Israeli Exceptionalism is the belief that the modern state of Israel, having a unique role in God’s plan, should not be held to the same standards of behavior as other nation-states. In 1967 the Israeli military attacked a U.S. ship, the U.S.S. Liberty, killing 34 of the ship’s crew and wounding 171. Had France or Britain done this, the attack would have been a major diplomatic incident rather than a forgotten part of history. Israel has displaced Palestinians by creating “settlements” in land occupied by Palestinians, and yet is largely exempt from criticism for the same activities that drew international condemnation of Serbia’s actions in Kosovo.

Some Christians claim that to oppose Israeli Exceptionalism is the same as calling for the destruction of Israel or of all Jews. This position prevents rational discussion of the situation in the Middle East. This article argues that Christians should view the modern state of Israel as simply another nation, subject to rules of moral behavior neither more nor less stringent than those applied to other nations. Along the way, we will discover that to identify the modern state of Israel with the “Israel of God” is to misunderstand the Bible.

A fundamental but often overlooked question is: Who is a Jew? Let us examine terms erroneously treated as synonyms. Semites are the descendants of Shem, the son of Noah. Hebrews are the descendants of Eber, Shem’s great-grandson. Six generations later we find Abraham, who had several sons: Ishmael, his first-born according to the flesh, by Hagar the Egyptian; Isaac by Sarah; and six more sons by Keturah (Gen. 25:1-6; 1 Chron. 1:28-32). Ishmael and the sons of Keturah are the fathers of Arab tribes. (Most errors on this matter come about through proof-texting, so please take the time to read the entire context for any unfamiliar passage of Scripture.)

Arabs are sons of Abraham — and thus Hebrews and Semites — according to fleshly descent. The passage in which God says to Abraham, “In Isaac shall thy seed be called,” also calls Ishmael the seed of Abraham (Gen. 21:12-13). That Isaac is the child of promise (the child through whom God’s promises to Abraham are propagated) rather than Ishmael, who was Abraham’s first-born according to the flesh, shows that descent according to the flesh does not assure inheritance of the promises God made to Abraham.

Israelites were chiefly descendants of the sons of Jacob, but when Israel came out of Egypt, they included among their number a crowd of mixed ancestry (Exod. 12:37-38). The Kingdom of Israel was divided upon Solomon’s death into the northern “Kingdom of Israel” and the southern “Kingdom of Judah.” Jews are descendants of the tribes of Judah, Benjamin, or Levi, which comprised the Kingdom of Judah.

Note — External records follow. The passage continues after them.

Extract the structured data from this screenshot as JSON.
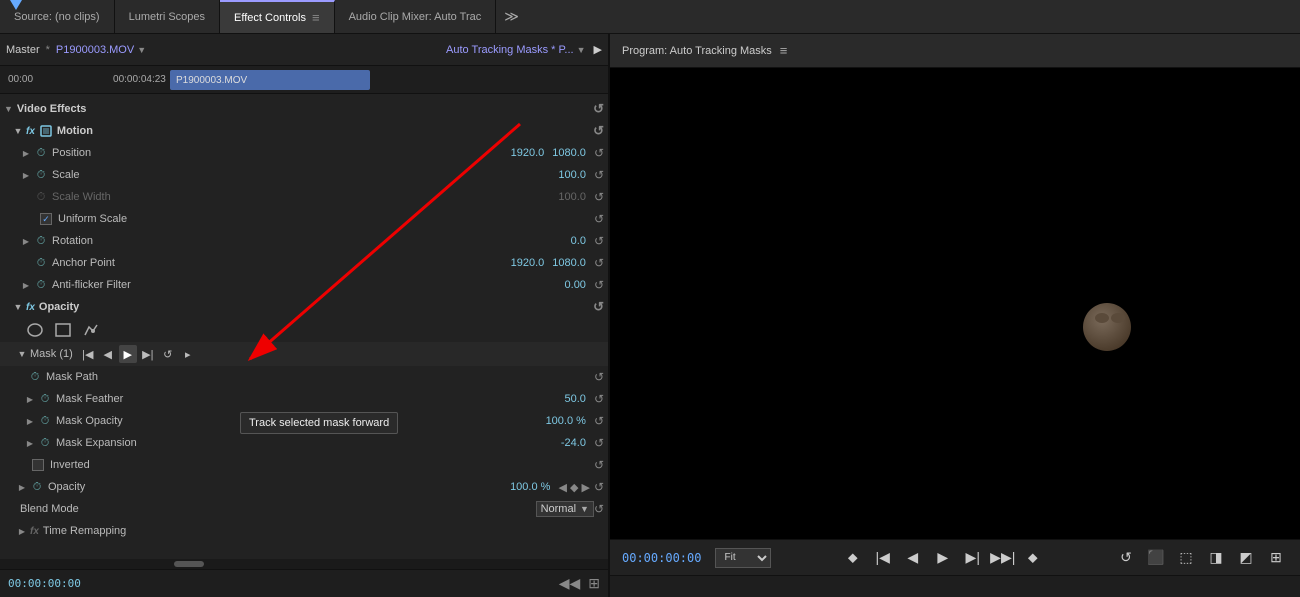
{
  "tabs": {
    "source": "Source: (no clips)",
    "lumetri": "Lumetri Scopes",
    "effect_controls": "Effect Controls",
    "audio_clip": "Audio Clip Mixer: Auto Trac",
    "more_icon": "≫"
  },
  "subheader": {
    "master_label": "Master",
    "file_name": "P1900003.MOV",
    "dropdown_arrow": "▼",
    "tracking_label": "Auto Tracking Masks * P...",
    "play_icon": "▶"
  },
  "timeline": {
    "time_start": "00:00",
    "time_mid": "00:00:04:23",
    "clip_label": "P1900003.MOV"
  },
  "effects": {
    "section_label": "Video Effects",
    "motion": {
      "label": "Motion",
      "props": {
        "position": {
          "name": "Position",
          "val1": "1920.0",
          "val2": "1080.0"
        },
        "scale": {
          "name": "Scale",
          "val1": "100.0"
        },
        "scale_width": {
          "name": "Scale Width",
          "val1": "100.0",
          "disabled": true
        },
        "uniform_scale": {
          "name": "Uniform Scale",
          "checked": true
        },
        "rotation": {
          "name": "Rotation",
          "val1": "0.0"
        },
        "anchor_point": {
          "name": "Anchor Point",
          "val1": "1920.0",
          "val2": "1080.0"
        },
        "anti_flicker": {
          "name": "Anti-flicker Filter",
          "val1": "0.00"
        }
      }
    },
    "opacity": {
      "label": "Opacity",
      "mask1": {
        "label": "Mask (1)",
        "mask_path": {
          "name": "Mask Path"
        },
        "mask_feather": {
          "name": "Mask Feather",
          "val1": "50.0"
        },
        "mask_opacity": {
          "name": "Mask Opacity",
          "val1": "100.0 %"
        },
        "mask_expansion": {
          "name": "Mask Expansion",
          "val1": "-24.0"
        },
        "inverted": {
          "name": "Inverted"
        }
      },
      "opacity_prop": {
        "name": "Opacity",
        "val1": "100.0 %"
      },
      "blend_mode": {
        "name": "Blend Mode",
        "val1": "Normal"
      }
    },
    "time_remapping": {
      "label": "Time Remapping"
    }
  },
  "tooltip": {
    "text": "Track selected mask forward"
  },
  "program": {
    "title": "Program: Auto Tracking Masks",
    "menu_icon": "≡",
    "timecode": "00:00:00:00",
    "fit_label": "Fit",
    "fit_dropdown": "▼"
  },
  "controls": {
    "mark_in": "⬥",
    "step_back_many": "|◀",
    "step_back": "◀",
    "play": "▶",
    "step_fwd": "▶|",
    "mark_out": "⬥",
    "loop": "↻",
    "extract": "⬚",
    "lift": "⬛",
    "insert": "◨",
    "overwrite": "◩",
    "export": "⊞"
  },
  "bottom": {
    "timecode": "00:00:00:00",
    "scroll_icon": "⋯",
    "export_icon": "⊞"
  },
  "mask_buttons": {
    "to_start": "|◀",
    "prev": "◀",
    "track_forward": "▶",
    "to_end": "▶|",
    "reset": "↺",
    "next_arr": "▶"
  }
}
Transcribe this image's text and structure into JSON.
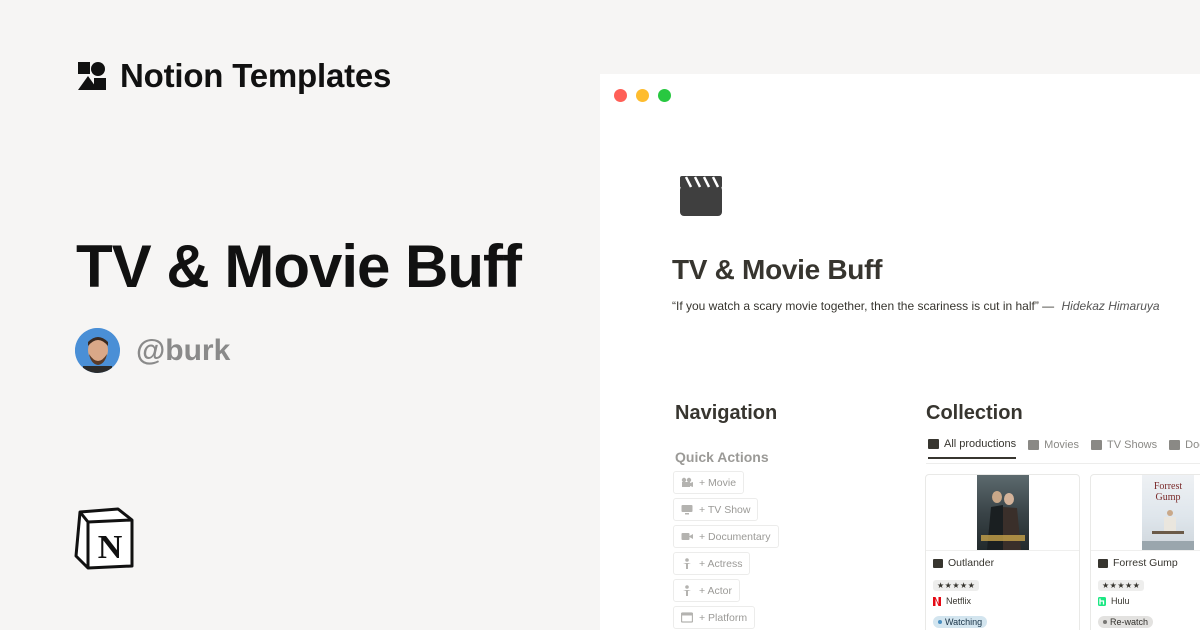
{
  "brand": {
    "title": "Notion Templates"
  },
  "hero": {
    "title": "TV & Movie Buff"
  },
  "author": {
    "handle": "@burk"
  },
  "window": {
    "page": {
      "title": "TV & Movie Buff",
      "quote": "“If you watch a scary movie together, then the scariness is cut in half” —",
      "quote_author": "Hidekaz Himaruya",
      "icon": "clapperboard-icon"
    },
    "navigation": {
      "heading": "Navigation",
      "quick_actions_heading": "Quick Actions",
      "actions": [
        {
          "label": "+ Movie",
          "icon": "movie-camera-icon"
        },
        {
          "label": "+ TV Show",
          "icon": "tv-icon"
        },
        {
          "label": "+ Documentary",
          "icon": "video-camera-icon"
        },
        {
          "label": "+ Actress",
          "icon": "person-icon"
        },
        {
          "label": "+ Actor",
          "icon": "person-icon"
        },
        {
          "label": "+ Platform",
          "icon": "screen-icon"
        }
      ]
    },
    "collection": {
      "heading": "Collection",
      "tabs": [
        {
          "label": "All productions",
          "active": true
        },
        {
          "label": "Movies",
          "active": false
        },
        {
          "label": "TV Shows",
          "active": false
        },
        {
          "label": "Doc",
          "active": false
        }
      ],
      "cards": [
        {
          "title": "Outlander",
          "rating": "★★★★★",
          "platform": "Netflix",
          "platform_color": "#e50914",
          "status": "Watching",
          "status_bg": "#d3e5ef",
          "status_dot": "#4a90c2"
        },
        {
          "title": "Forrest Gump",
          "rating": "★★★★★",
          "platform": "Hulu",
          "platform_color": "#1ce783",
          "status": "Re-watch",
          "status_bg": "#e3e2e0",
          "status_dot": "#787774"
        }
      ]
    }
  },
  "colors": {
    "accent": "#37352f",
    "background": "#f6f5f4"
  }
}
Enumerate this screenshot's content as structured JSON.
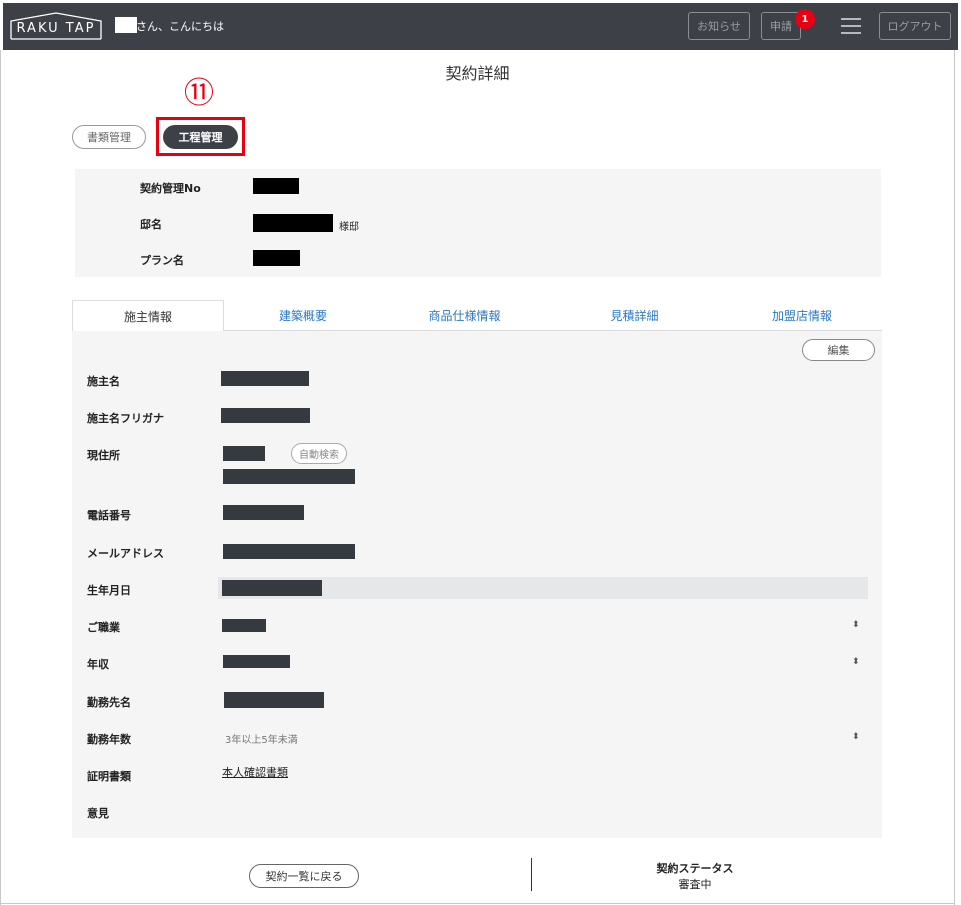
{
  "header": {
    "logo_text": "RAKU TAP",
    "greeting": "さん、こんにちは",
    "notice_label": "お知らせ",
    "apply_label": "申請",
    "apply_badge": "1",
    "logout_label": "ログアウト"
  },
  "page_title": "契約詳細",
  "annotation": {
    "number": "⑪"
  },
  "nav_pills": {
    "docs_label": "書類管理",
    "process_label": "工程管理"
  },
  "summary": {
    "contract_no_label": "契約管理No",
    "house_name_label": "邸名",
    "house_suffix": "様邸",
    "plan_label": "プラン名"
  },
  "tabs": [
    "施主情報",
    "建築概要",
    "商品仕様情報",
    "見積詳細",
    "加盟店情報"
  ],
  "details": {
    "edit_label": "編集",
    "auto_search_label": "自動検索",
    "fields": {
      "owner_name": "施主名",
      "owner_kana": "施主名フリガナ",
      "address": "現住所",
      "phone": "電話番号",
      "email": "メールアドレス",
      "birthdate": "生年月日",
      "occupation": "ご職業",
      "income": "年収",
      "employer": "勤務先名",
      "years_employed": "勤務年数",
      "certificate": "証明書類",
      "opinion": "意見"
    },
    "years_employed_value": "3年以上5年未満",
    "certificate_value": "本人確認書類"
  },
  "footer": {
    "back_label": "契約一覧に戻る",
    "status_label": "契約ステータス",
    "status_value": "審査中"
  },
  "colors": {
    "header_bg": "#3d4147",
    "accent_red": "#e60012",
    "link_blue": "#2a78c4"
  }
}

Paul said he was a Jew of the Tribe of Benjamin (Rom. 11:1; Phil. 3:4-6).

Enjoyed reading this?



You May Also Enjoy

The Time of Our Lives

It is a mercy that we are not angels, that it is not our lot to give an eternal answer to God in the first moment of our existence.

Planned Parenthood: Seventy Years of Defying the Law

David Goldstein explains in his book Suicide Bent: Sangerizing Mankind (1945) that at one time…

On Growing Up Jewish & Becoming Catholic

I assumed that I could secretly be Christian but came to realize that my spiritual life was too important to keep entirely a secret. So I told my husband.